There is Hope for Patients With Hepatitis C
Although Hepatitis C has only recently been discovered it is not the end of the road for those who carry it. Ten years ago alpha interferon was first approved to treat this disease. According to the Digestive Diseases website, 'Alpha interferon is a host protein that is made in response to viral infections and has natural antiviral activity. Recombinant forms of alpha interferon have been produced, and several formulations (alfa-2a, alfa-2b, consensus interferon) are available as therapy for hepatitis C.' It is recommended that Hepatitis C patients use combination therapy to treat the HCV virus. It is very common to combine Ribavirin, an oral anitviral agent, with interferon to increase an elongated response.

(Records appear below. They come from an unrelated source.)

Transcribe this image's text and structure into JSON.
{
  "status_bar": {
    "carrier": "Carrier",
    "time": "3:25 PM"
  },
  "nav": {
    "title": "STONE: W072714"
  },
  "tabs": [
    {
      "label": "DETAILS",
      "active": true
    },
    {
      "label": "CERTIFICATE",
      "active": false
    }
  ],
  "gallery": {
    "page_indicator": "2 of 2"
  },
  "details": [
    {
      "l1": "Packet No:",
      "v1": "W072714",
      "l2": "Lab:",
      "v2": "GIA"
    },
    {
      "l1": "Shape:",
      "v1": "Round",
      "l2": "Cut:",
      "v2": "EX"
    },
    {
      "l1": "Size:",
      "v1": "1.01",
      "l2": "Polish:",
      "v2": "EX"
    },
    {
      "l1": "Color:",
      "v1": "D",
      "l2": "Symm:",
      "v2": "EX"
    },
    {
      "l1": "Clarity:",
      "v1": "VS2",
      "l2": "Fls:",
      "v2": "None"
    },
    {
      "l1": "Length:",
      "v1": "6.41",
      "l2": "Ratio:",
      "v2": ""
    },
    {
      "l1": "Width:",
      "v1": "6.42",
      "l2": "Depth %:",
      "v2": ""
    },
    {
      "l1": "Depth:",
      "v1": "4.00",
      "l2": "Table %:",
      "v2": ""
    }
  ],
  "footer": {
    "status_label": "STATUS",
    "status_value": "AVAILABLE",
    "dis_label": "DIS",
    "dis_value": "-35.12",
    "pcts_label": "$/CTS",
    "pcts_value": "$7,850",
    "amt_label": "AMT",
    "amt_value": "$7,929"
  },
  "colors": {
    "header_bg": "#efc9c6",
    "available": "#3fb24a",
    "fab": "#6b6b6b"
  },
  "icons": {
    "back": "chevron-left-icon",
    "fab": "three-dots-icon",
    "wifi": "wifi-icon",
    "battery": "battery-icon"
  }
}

Patients have to go through this combination therapy for a staggering 48 weeks! In 70% of patients this therapy leads to a decrease in detectable HCV RNA. Long term improvement however, is only achieved if the HCV RNA remains undetected after therapy has stopped. 55 % of patients participating in this type of therapy respond and HCV remains undetected after therapy is discontinued. I found it interesting that the duration of the treatment actually depends on the patient's genotype. Those with genotype 2 and 3 usually respond to the treatment within 24 weeks, but those with genotype 1 have a greater response after 48 weeks.
Taking alpha interferon, or the more effective peginterferon, is no walk in the park. According to MayoClinic.com, side effects can include the following:
- muscle aches
- nausea and vomiting
- skin irritation at the injection site
- low-grade fever
- weight loss
- mild bone marrow suppression
- hair loss (reversible)
More than 10% of patients experience one or more of these side effects during some point in the treatment.
The side effects of the Ribavirin include:
- fatigue and irritability
- skin rash
- nasal stuffiness, sinusitis, and cough